Mt. Vernon was noted abroad as a place that claimed, as her residents, a number of hard "cases." There were not what is known as desperadoes, but merely men who would not scruple at running horse races, playing poker or indulging in fisti-cuffs whenever the opportunity was offered. It was some time in the year 1834 or '35 when several crews of flat-boatmen were on their boats at the landing at Mt. Vernon, and when the idea occurred to them that it would be a source of amusement to "turn up the town."

The first place they stopped was at the saloon kept by John Carson, on Water street. Directly opposite this dram shop was a cooper shop, owned by John Cooper, in whose employ were several men, who were not averse to "sport" and who soon joined the flat-boatmen, with whom they tapped glasses and drank frequently. The drinking continues until a general fight ensued, in which the coopers were badly beaten. The news of this defeat and outrage came to the ears of the rough element mentioned,a nd to avenge the wrong perpetrated upon their fellow citizens, they congregated in numbers at the cooper shop, equipped themselves with hoop-poles, and accompanied by the bruised and bleeding coopers, attacked the flat-boatmen.

It is said that the combat was a long and bloody one, the chances being equally divided between the belligerents; brick-bats whizzed through the air and hoop-poles were brandished and fell relentlessly upon the backs of the invaders like the wrath of the avenging angels. Evidences were finally shown that the river men were weakening, though this end was slow to come about. The citizens were not slow to discover their condition, and they charged the enemy furiously, who began a retreat, which terminated in a complete rout. The water men beat a hasty retreat, pursued by the incensed "land lubbers" to their boats, which they quickly unloosed and pushed into the stream.

The victory was a glorious one and the reputation of the village for fighting men was grandly sustained.

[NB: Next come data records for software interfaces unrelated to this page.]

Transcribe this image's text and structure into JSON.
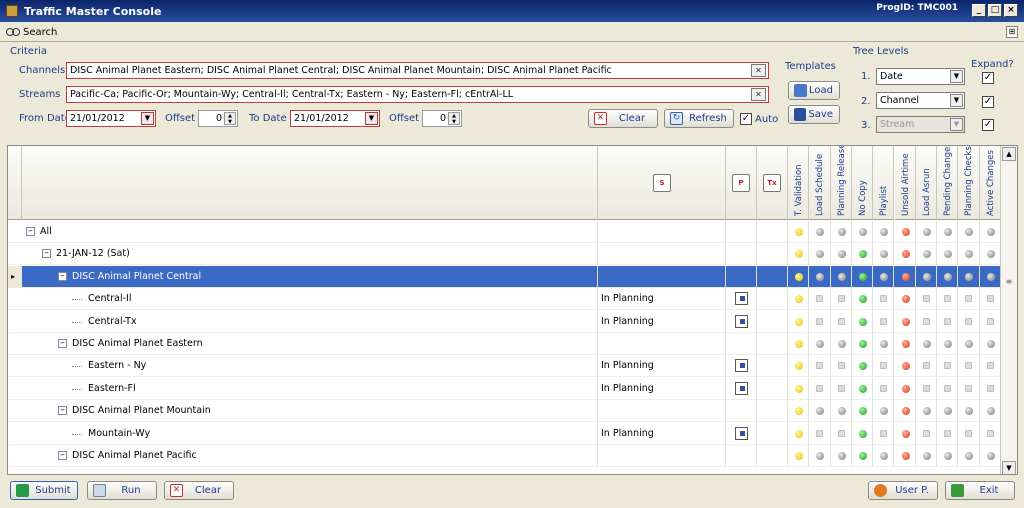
{
  "window": {
    "title": "Traffic Master Console",
    "progid": "ProgID: TMC001"
  },
  "searchbar": {
    "label": "Search"
  },
  "criteria": {
    "group_label": "Criteria",
    "channels_label": "Channels",
    "channels_value": "DISC Animal Planet Eastern; DISC Animal Planet Central; DISC Animal Planet Mountain; DISC Animal Planet Pacific",
    "streams_label": "Streams",
    "streams_value": "Pacific-Ca; Pacific-Or; Mountain-Wy; Central-Il; Central-Tx; Eastern - Ny; Eastern-Fl; cEntrAl-LL",
    "from_date_label": "From Date",
    "from_date": "21/01/2012",
    "offset_label": "Offset",
    "offset_from": "0",
    "to_date_label": "To Date",
    "to_date": "21/01/2012",
    "offset_to": "0",
    "clear_label": "Clear",
    "refresh_label": "Refresh",
    "auto_label": "Auto"
  },
  "templates": {
    "label": "Templates",
    "load_label": "Load",
    "save_label": "Save"
  },
  "tree_levels": {
    "label": "Tree Levels",
    "expand_label": "Expand?",
    "levels": [
      {
        "num": "1.",
        "value": "Date",
        "expand": true
      },
      {
        "num": "2.",
        "value": "Channel",
        "expand": true
      },
      {
        "num": "3.",
        "value": "Stream",
        "expand": true
      }
    ]
  },
  "grid": {
    "header_icons": {
      "s": "S",
      "p": "P",
      "tx": "Tx"
    },
    "status_columns": [
      "T. Validation",
      "Load Schedule",
      "Planning Release",
      "No Copy",
      "Playlist",
      "Unsold Airtime",
      "Load Asrun",
      "Pending Changes",
      "Planning Checks",
      "Active Changes"
    ],
    "rows": [
      {
        "label": "All",
        "level": 0,
        "status": "",
        "p": false,
        "dots": [
          "y",
          "s",
          "s",
          "s",
          "s",
          "r",
          "s",
          "s",
          "s",
          "s"
        ],
        "selected": false
      },
      {
        "label": "21-JAN-12 (Sat)",
        "level": 1,
        "status": "",
        "p": false,
        "dots": [
          "y",
          "s",
          "s",
          "g",
          "s",
          "r",
          "s",
          "s",
          "s",
          "s"
        ],
        "selected": false
      },
      {
        "label": "DISC Animal Planet Central",
        "level": 2,
        "status": "",
        "p": false,
        "dots": [
          "y",
          "s",
          "s",
          "g",
          "s",
          "r",
          "s",
          "s",
          "s",
          "s"
        ],
        "selected": true
      },
      {
        "label": "Central-Il",
        "level": 3,
        "status": "In Planning",
        "p": true,
        "dots": [
          "y",
          "l",
          "l",
          "g",
          "l",
          "r",
          "l",
          "l",
          "l",
          "l"
        ],
        "selected": false
      },
      {
        "label": "Central-Tx",
        "level": 3,
        "status": "In Planning",
        "p": true,
        "dots": [
          "y",
          "l",
          "l",
          "g",
          "l",
          "r",
          "l",
          "l",
          "l",
          "l"
        ],
        "selected": false
      },
      {
        "label": "DISC Animal Planet Eastern",
        "level": 2,
        "status": "",
        "p": false,
        "dots": [
          "y",
          "s",
          "s",
          "g",
          "s",
          "r",
          "s",
          "s",
          "s",
          "s"
        ],
        "selected": false
      },
      {
        "label": "Eastern - Ny",
        "level": 3,
        "status": "In Planning",
        "p": true,
        "dots": [
          "y",
          "l",
          "l",
          "g",
          "l",
          "r",
          "l",
          "l",
          "l",
          "l"
        ],
        "selected": false
      },
      {
        "label": "Eastern-Fl",
        "level": 3,
        "status": "In Planning",
        "p": true,
        "dots": [
          "y",
          "l",
          "l",
          "g",
          "l",
          "r",
          "l",
          "l",
          "l",
          "l"
        ],
        "selected": false
      },
      {
        "label": "DISC Animal Planet Mountain",
        "level": 2,
        "status": "",
        "p": false,
        "dots": [
          "y",
          "s",
          "s",
          "g",
          "s",
          "r",
          "s",
          "s",
          "s",
          "s"
        ],
        "selected": false
      },
      {
        "label": "Mountain-Wy",
        "level": 3,
        "status": "In Planning",
        "p": true,
        "dots": [
          "y",
          "l",
          "l",
          "g",
          "l",
          "r",
          "l",
          "l",
          "l",
          "l"
        ],
        "selected": false
      },
      {
        "label": "DISC Animal Planet Pacific",
        "level": 2,
        "status": "",
        "p": false,
        "dots": [
          "y",
          "s",
          "s",
          "g",
          "s",
          "r",
          "s",
          "s",
          "s",
          "s"
        ],
        "selected": false
      }
    ]
  },
  "footer": {
    "submit_label": "Submit",
    "run_label": "Run",
    "clear_label": "Clear",
    "user_label": "User P.",
    "exit_label": "Exit"
  }
}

The boatmen, with swollen noses and blackened eyes, were carried away on the majestic bosom of the Ohio to the sunny clime of the South, where the balmy air is healing and where dreams of happiness "dance o'er the mind". They passed and were passed in turn by flat boatmen; their unsightly appearance elicited inquiry and inquiry produced facts; facts that confirmed the prevalent idea that "they were a bad set at 'Vernon". whenever a man on the rivers, after that event, was seen with a damaged facial member, a broken nose or a "mourning" eye, he was accosted with: "Been to 'Vernon, pard" Hoop-pole township, Posey County is a hard un, ain't she?"